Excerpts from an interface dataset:
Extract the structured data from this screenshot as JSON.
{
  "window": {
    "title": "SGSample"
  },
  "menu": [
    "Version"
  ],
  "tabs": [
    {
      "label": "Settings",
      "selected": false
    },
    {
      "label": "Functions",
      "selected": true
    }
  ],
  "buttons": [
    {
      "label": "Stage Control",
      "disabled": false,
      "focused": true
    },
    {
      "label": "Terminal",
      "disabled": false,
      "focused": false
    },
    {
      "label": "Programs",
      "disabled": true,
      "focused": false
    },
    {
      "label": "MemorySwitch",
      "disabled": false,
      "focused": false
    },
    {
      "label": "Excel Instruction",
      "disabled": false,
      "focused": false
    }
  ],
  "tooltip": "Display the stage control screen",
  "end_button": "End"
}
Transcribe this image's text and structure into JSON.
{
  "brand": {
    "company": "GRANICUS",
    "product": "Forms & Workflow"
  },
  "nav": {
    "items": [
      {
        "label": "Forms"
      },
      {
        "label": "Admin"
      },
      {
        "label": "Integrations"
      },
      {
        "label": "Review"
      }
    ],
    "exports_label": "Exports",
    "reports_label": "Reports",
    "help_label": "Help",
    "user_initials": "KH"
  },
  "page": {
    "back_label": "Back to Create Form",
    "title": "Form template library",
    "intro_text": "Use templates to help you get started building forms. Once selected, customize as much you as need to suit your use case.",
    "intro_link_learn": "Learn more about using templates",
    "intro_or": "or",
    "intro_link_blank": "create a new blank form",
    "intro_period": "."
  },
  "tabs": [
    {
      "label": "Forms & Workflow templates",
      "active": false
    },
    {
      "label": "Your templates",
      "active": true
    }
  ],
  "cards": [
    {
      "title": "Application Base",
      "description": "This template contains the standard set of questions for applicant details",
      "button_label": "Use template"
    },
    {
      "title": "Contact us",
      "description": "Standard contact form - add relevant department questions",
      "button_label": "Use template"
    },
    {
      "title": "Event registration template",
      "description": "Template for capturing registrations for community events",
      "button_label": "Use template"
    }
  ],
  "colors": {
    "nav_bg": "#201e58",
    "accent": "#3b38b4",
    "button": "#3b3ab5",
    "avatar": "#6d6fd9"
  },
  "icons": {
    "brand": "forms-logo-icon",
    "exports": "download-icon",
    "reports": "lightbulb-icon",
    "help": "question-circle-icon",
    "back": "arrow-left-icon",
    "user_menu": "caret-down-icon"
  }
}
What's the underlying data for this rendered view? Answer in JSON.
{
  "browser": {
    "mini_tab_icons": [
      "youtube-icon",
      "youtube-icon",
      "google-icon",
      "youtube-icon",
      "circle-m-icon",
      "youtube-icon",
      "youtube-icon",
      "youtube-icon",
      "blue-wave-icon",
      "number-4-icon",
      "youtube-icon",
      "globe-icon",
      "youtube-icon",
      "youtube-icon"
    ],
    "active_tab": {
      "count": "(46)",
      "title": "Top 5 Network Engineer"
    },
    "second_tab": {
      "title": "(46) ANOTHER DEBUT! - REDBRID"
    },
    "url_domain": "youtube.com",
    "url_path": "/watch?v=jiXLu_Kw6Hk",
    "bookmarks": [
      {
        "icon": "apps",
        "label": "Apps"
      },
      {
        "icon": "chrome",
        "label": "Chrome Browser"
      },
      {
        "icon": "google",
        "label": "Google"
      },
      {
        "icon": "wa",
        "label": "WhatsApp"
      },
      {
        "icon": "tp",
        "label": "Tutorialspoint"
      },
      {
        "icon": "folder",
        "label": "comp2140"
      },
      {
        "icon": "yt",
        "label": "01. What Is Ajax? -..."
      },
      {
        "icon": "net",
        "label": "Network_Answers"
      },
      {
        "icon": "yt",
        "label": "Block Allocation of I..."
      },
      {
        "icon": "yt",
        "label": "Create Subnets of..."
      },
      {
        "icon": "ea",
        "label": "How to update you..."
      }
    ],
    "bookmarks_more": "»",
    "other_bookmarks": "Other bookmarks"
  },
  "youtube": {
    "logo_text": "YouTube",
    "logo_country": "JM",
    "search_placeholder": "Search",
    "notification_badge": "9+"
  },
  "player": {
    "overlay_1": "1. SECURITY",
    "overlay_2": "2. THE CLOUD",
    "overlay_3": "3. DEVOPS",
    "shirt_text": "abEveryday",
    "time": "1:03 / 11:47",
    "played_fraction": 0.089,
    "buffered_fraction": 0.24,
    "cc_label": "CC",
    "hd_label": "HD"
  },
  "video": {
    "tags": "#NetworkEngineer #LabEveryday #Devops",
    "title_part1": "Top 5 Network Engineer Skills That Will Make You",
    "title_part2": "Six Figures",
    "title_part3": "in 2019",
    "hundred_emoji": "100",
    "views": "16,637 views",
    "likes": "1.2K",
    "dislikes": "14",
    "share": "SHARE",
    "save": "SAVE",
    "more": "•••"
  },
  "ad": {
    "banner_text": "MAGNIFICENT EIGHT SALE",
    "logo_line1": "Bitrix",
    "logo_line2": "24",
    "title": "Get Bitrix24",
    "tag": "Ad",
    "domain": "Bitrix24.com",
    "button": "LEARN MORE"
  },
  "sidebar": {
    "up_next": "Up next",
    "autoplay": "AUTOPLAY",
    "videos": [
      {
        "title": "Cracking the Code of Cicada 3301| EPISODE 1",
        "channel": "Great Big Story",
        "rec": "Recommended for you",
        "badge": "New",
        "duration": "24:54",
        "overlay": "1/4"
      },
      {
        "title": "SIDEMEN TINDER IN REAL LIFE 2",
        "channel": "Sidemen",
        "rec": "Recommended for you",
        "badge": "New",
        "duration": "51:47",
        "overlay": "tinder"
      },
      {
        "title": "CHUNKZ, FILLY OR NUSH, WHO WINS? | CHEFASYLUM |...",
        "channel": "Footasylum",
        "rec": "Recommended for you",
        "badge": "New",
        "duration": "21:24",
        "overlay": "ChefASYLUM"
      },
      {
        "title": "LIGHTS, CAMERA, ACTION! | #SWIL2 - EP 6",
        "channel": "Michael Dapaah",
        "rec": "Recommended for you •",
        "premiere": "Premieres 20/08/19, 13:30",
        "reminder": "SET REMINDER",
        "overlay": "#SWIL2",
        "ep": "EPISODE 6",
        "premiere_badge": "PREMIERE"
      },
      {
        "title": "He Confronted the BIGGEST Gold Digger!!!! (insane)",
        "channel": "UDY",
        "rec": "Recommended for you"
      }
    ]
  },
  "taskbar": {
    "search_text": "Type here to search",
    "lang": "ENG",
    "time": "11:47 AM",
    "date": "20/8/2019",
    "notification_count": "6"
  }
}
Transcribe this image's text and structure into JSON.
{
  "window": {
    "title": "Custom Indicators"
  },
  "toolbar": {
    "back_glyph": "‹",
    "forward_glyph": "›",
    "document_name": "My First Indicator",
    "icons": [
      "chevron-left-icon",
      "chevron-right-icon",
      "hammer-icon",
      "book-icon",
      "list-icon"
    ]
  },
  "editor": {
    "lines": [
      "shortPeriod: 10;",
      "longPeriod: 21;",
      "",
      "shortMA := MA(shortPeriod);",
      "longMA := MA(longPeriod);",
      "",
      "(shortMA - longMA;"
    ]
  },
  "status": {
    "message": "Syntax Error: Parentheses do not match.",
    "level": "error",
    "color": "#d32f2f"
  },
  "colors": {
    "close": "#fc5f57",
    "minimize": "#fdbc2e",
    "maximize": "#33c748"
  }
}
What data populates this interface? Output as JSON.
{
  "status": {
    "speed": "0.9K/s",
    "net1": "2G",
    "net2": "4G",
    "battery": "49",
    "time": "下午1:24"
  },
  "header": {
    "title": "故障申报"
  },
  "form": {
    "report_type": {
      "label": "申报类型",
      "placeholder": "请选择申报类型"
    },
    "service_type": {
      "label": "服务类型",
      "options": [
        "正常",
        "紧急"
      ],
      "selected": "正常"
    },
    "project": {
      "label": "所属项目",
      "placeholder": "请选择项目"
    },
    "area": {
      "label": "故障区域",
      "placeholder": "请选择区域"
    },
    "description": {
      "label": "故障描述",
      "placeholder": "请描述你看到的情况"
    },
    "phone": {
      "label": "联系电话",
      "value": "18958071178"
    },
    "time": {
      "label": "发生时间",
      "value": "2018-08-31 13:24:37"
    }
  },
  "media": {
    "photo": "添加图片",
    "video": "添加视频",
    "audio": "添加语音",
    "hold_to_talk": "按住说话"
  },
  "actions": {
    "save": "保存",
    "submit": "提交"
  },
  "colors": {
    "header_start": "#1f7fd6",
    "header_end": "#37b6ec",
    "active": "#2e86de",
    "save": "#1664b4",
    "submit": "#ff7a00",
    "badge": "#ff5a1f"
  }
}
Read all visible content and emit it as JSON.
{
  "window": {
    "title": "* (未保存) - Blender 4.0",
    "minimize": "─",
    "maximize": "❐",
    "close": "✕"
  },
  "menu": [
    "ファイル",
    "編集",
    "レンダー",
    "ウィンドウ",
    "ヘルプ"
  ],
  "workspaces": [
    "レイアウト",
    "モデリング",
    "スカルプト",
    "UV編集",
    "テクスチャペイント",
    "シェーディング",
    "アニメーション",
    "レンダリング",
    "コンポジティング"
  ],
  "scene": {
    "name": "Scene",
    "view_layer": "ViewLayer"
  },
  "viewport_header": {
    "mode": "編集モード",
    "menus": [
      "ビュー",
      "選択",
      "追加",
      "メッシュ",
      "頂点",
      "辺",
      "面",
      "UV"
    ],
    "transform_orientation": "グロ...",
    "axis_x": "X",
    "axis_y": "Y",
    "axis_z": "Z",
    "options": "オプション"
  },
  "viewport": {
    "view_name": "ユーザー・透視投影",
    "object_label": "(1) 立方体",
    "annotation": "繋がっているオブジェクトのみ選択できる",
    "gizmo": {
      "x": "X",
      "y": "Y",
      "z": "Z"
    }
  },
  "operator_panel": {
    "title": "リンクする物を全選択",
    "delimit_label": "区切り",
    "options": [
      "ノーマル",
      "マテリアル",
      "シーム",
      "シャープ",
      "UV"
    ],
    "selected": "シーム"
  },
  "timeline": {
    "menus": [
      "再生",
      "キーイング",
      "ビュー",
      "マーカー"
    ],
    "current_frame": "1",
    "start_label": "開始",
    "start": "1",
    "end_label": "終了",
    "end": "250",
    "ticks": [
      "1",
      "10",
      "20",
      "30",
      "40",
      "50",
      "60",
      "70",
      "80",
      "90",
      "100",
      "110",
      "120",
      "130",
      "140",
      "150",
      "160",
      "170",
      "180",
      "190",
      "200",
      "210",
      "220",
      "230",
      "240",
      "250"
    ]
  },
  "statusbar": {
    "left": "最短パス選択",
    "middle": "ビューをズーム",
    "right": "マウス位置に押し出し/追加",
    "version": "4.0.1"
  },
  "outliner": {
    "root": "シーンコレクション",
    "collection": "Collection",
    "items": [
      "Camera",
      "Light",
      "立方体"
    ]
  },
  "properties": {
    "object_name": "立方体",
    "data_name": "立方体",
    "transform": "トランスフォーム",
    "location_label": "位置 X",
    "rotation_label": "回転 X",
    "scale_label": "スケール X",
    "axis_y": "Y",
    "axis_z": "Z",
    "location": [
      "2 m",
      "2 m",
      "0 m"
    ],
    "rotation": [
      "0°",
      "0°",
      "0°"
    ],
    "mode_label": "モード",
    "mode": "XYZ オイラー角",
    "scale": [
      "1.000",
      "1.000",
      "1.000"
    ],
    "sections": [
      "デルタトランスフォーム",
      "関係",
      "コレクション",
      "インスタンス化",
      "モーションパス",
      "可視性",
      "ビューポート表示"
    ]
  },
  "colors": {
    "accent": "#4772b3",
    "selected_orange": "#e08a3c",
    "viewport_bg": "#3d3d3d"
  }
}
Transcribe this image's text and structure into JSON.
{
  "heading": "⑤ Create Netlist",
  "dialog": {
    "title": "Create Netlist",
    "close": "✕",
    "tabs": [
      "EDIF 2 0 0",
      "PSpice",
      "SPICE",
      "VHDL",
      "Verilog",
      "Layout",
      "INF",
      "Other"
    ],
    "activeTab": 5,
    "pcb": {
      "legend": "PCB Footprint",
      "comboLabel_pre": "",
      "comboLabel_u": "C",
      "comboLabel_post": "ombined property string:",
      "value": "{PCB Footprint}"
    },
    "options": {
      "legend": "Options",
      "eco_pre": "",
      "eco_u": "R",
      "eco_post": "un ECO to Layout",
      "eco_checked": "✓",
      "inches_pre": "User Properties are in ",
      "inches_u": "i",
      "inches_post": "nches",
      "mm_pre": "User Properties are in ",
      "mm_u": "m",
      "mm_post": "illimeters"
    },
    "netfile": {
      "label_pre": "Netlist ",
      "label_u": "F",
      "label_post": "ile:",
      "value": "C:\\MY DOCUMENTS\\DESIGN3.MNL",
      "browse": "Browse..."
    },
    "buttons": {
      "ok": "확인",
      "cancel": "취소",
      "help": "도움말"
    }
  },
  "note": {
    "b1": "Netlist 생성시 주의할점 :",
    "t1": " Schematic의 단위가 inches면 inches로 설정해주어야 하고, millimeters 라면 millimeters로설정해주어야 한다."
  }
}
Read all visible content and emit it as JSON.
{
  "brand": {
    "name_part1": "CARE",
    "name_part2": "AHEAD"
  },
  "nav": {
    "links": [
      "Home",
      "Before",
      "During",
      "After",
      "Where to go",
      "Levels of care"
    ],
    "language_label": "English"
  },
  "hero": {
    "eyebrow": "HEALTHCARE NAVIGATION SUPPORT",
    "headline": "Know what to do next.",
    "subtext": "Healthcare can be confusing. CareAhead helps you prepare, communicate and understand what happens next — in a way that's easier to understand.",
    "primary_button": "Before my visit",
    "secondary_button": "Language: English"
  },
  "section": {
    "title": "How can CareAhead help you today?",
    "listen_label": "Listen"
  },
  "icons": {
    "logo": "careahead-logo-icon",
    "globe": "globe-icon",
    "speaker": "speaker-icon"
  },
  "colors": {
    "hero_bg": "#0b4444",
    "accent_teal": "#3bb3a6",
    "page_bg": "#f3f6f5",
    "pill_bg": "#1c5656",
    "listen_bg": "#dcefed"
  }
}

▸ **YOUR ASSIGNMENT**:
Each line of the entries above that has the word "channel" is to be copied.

▸ **TASK ANSWER**:
        "channel": "Great Big Story",
        "channel": "Sidemen",
        "channel": "Footasylum",
        "channel": "Michael Dapaah",
        "channel": "UDY",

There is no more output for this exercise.